We were talking recently about how to make good choices. There’s an extremely valid answer to this question around data-led decision making, but on an emotional level, I’d suggest not being afraid to make bad choices is often the most important step.
Writing as someone who’s stood in a supermarket aisle with a raging internal monologue about which flavour of yoghurt to choose, I know just how much anguish choice paralysis can be - especially when you’re faced with key business decisions and not just your dairy preferences.
To borrow Jeff Bezos’s classification of decisions, recognising which are Type 1 and which are Type 2 will really help. Type 1 decisions are the big scary ones that are very difficult to reverse and bring about fundamental changes. These are the ones worth the number crunching, the meetings, the research and the struggles in efforts to get right. But more often than not, you’ll be me in the supermarket, strawberry in one hand and peach in the other, staring down a Type 2 decision.
Plump for the wrong one? The chances are you’ll still be ok with the path you took, and if you do need to switch back, the shop will still be there tomorrow.

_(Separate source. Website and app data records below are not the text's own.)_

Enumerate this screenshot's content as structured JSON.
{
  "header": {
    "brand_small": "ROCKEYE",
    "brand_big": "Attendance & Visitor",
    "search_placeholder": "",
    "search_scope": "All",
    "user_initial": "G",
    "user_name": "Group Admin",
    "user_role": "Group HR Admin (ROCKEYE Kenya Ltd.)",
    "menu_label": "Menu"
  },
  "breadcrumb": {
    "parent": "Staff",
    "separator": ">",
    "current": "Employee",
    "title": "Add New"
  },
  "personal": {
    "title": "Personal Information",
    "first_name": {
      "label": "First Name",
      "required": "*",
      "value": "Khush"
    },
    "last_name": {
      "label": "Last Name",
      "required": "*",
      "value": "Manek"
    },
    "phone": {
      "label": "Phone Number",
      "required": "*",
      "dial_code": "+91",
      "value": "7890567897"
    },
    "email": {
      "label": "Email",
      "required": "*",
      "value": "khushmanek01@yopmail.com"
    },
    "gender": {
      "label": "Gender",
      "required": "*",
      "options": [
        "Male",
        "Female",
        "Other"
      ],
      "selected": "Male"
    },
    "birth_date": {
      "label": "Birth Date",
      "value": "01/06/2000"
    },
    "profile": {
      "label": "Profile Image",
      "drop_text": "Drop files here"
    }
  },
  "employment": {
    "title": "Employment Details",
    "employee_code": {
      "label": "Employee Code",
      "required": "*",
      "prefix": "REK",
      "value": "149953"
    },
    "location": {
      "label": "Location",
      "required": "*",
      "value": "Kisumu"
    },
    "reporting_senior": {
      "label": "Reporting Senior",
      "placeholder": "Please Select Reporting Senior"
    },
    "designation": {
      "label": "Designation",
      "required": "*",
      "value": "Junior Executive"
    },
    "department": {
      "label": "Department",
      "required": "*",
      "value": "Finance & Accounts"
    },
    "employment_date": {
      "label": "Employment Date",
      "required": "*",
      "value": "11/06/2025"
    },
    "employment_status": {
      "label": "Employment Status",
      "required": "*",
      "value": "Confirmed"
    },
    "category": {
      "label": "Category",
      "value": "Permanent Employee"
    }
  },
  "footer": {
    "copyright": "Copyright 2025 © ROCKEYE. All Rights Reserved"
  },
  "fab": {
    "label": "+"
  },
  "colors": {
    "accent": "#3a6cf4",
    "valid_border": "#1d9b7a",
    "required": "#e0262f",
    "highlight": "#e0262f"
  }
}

(In case you’re wondering, I went for strawberry. It was great).